The Three Musketeers, Alexandre Dumas. New York: Everyman’s Library, 2011 (originally published 1844).
Summary: An adventure that begins with D’Artagnan, a young nobleman who wants to join the musketeers of the guard, and quickly gets entangled with plots to bring about war between England and France, and love affairs that endanger his life and break his heart.
Sometimes, a good adventure makes for a great summer read. The Three Musketeers was a book I read in a children’s edition more than 50 years ago. I remember little, but I suspect the adult version has a lot of material omitted in the children’s edition. The story begins when a young but poor nobleman, d’Artagnan, from Gascony sets off for Paris with a recommendation from his father for the Musketeers of the Guard for the King of France. On the road he has an encounter with the Comte de Rochefort (unknown to him at the time), an agent of Cardinal Richelieu, who might be the real power in France at this time (c. 1625). Insulted by de Rochefort, d’Artagnan challenges him to a duel. Instead, he is roughed up by Rochefort’s companions, and his recommendation is stolen. Nevertheless, he makes it to Paris, and while not admitted to the Musketeers by Monsieur de Treville, his spirit sufficiently impresses de Treville to recommend his admission to a kind of training academy. While awaiting the recommendation, he spies de Rochefort, runs after him, insulting three of the musketeers, Athos, Porthos, and Aramis, who all challenge him to duels that afternoon. They are amazed when he shows up, nearly dispatching Athos before they are all set upon by Richelieu’s guards. They join up to fight and defeat the guards and become “one for all and all for one.”
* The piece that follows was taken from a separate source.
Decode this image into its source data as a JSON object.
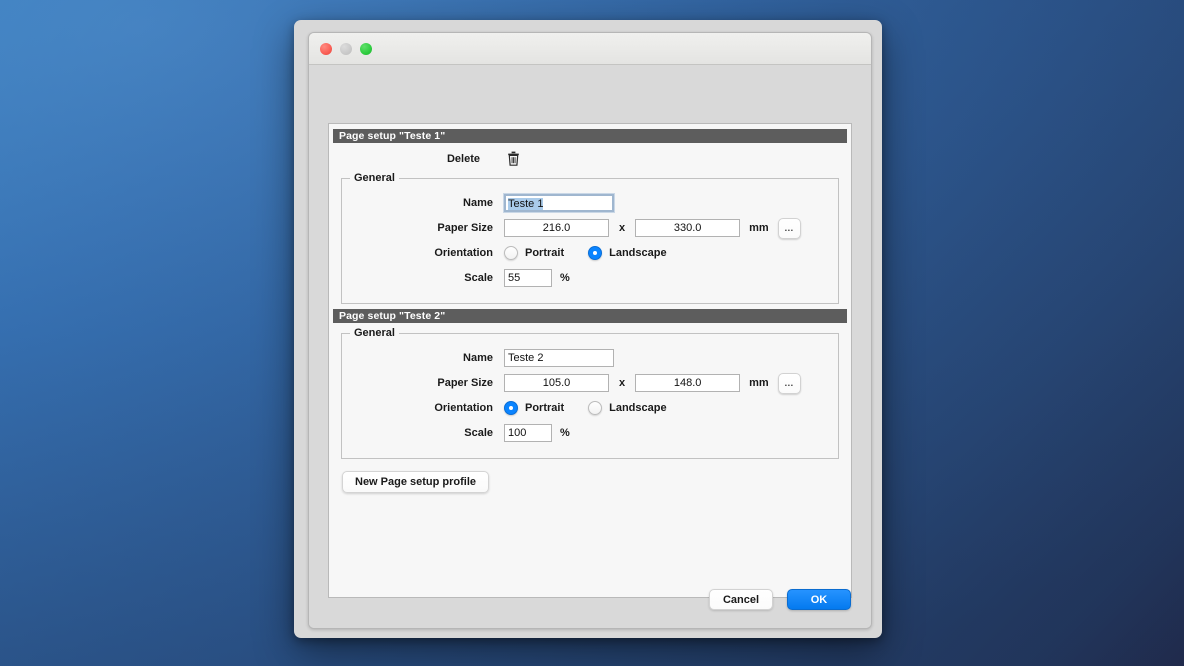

The remainder of the story revolves around the further adventures of d’Artagnon and the three musketeers. There are affairs of the heart, between d’Artagnan and Madame Bonacieux, the wife of his landlord that begin when Madame is kidnapped and d’Artagnon sought out to rescue her. He also pursues an affair with de Rochfort’s conspirator, Milady de Winter, who he ends up spiting when he learns she does not truly love him and bears the mark of a criminal, discovering that she is a most dangerous woman, seeking his death throughout the remainder of the story.
Much of the story revolves around the plots of Richelieu, de Rochefort and Milady to involve France in a war with England. The Queen of France, unhappy in her marriage, is having a secret affair with the Duke of Buckingham. She gives a set of diamond studs as a keepsake, only to have the king of France, at Richelieu’s bidding, ask her to wear these at a ball. D’Artagnan, aided by the musketeers, recovers the jewels, earning the Queen’s gratitude. Later, once again they pursue a secret mission, this time to warn against Milady, who is on a mission to kill the Duke.
Milady is captured by her brother, the Lord de Winter, but escapes, beguiling her guard, Felton, who helps her, and accomplishes her mission. This section is perhaps one of the most suspenseful, counting down her days to exile, while tracing her step by step efforts to seduce her guard, despite the warnings of de Winter. Buckingham will not be her last victim as she avenges herself on d’Artagnan before the final denouement.
In between are the battle exploits of d’Artagnan and the Musketeers. Perhaps the most satisfying part of the book is the fraternity and friendship of these four. Richelieu comes off as a shrewd Machiavellian, far more savvy than his king, though outwitted by d’Artagnan. In the end, Richelieu decides to keep his friends close and his enemies closer. None of the women come off very well, perhaps revealing the options open to them in a male-dominated society. Milady comes off as the most fascinating, if also the most sinister, in the pursuit of her interests.
My sense is that by today’s standards, Dumas could have used an editor to pare down the prose, and perhaps, some of the intricacy of the plot. Nevertheless, he offered what I sought–a diverting summer adventure read.